its nite conjugate counterpart, it allows for the introduction of optical
components such as lters, polarizers, and beamsplitters into the optical
path (Figure 2). As a result, additional image analysis can be performed in
complex systems. For example, adding a lter between the objective and
the tube lens allows one to view speci c wavelengths of light or to block
unwanted wavelengths that would otherwise interfere with the setup.
Fluorescence microscopy applications utilize this type of design.
Microscopy, in its simplest form, allows users to view samples and
items that cannot be resolved by the human eye. The technical eld of
microscopy can be segmented into three separate elds: optical, electron,
and physical scanning probe microscopy. Optical microscopy, the
focus of this article, relies heavily on properties known as di raction
and refraction. Optical microscopy can be further segmented into a
number of techniques: bright eld, dark eld, phase contrast, di erential
interference contrast (DIC), uorescence, and confocal based systems.
Each technique has a number of similarities and di erences; the type
of objective used in the system addresses many of these di erences.
Another bene t of using an in nite conjugate design is the ability to
vary magni cation according to speci c application needs. Since the
objective magni cation is the ratio of the tube lens focal length to the
objective focal length, increasing or decreasing the tube lens focal length
changes the objective magni cation. Typically, the tube lens is an achromatic
lens with a focal length of 200 mm, but other focal lengths can
be substituted as well, thereby customizing a microscope system’s total
magni cation. In nity corrected objectives often incorporate multi element
designs and correct for a number of optical errors such as atness,
chromatic aberration, spherical aberration, and polarization. These objectives
can be used for almost all microscopy techniques.
In nity corrected objectives are often designed to address spherical
and/or chromatic aberration. Achromatic, apochromatic, planar, and
semi-planar objective designs each address a speci c optical need. Achromatic
objectives are among the simplest and least expensive objectives
that account for chromatic aberration. The correction occurs at the red
and blue wavelengths, and also account for spherical aberrations at green
wavelengths. Limited correction for chromatic aberration and lack of
atness in the eld make these suited for simple applications and entrylevel
users. Apochromatic objectives provide much higher precision and
are chromatically corrected for the entire visible spectrum. In addition,
they provide spherical aberration correction for two to three wavelengths
and tend to have higher numerical apertures, longer working distances,
and typically address eld atness/curvature issues by incorporating
semi-planar or planar designs. Figure 1 illustrates the internal structure
di erences between apochromatic and achromatic objectives.
Sensor or Eyepiece

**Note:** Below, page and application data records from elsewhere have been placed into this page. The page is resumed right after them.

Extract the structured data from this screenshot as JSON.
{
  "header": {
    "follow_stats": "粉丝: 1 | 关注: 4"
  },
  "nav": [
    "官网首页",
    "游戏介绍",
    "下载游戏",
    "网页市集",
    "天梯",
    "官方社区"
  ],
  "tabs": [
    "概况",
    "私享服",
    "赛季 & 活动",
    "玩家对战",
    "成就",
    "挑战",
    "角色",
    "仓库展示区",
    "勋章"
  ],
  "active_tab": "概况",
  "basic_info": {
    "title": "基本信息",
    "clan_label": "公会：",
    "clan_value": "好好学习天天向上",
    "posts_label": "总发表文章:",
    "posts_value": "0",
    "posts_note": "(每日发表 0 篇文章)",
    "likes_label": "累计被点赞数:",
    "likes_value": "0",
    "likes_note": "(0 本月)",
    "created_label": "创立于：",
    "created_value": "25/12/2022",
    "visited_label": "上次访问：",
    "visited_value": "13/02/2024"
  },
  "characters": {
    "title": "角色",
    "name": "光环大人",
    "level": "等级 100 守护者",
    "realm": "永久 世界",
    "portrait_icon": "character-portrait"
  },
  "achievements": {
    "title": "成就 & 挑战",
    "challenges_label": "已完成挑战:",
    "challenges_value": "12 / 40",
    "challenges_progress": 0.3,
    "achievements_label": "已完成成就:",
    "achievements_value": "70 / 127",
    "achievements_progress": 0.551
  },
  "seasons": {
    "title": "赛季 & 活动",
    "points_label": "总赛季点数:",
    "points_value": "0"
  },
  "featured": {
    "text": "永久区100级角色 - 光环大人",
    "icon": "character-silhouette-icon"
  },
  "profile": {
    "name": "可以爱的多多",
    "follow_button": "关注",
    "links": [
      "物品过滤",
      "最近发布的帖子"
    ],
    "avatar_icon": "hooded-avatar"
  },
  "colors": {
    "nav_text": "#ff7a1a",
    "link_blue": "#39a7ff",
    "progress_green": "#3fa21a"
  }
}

Microscope Tube Lens
Infinite Conjugate Space Where
Additional Optical Components
Such as Filters and Beamsplitters
Can be Added
Figure 1: Setup for an In nity Corrected Objective System.
Figure 2: Basic In nity Corrected Objective Con guration.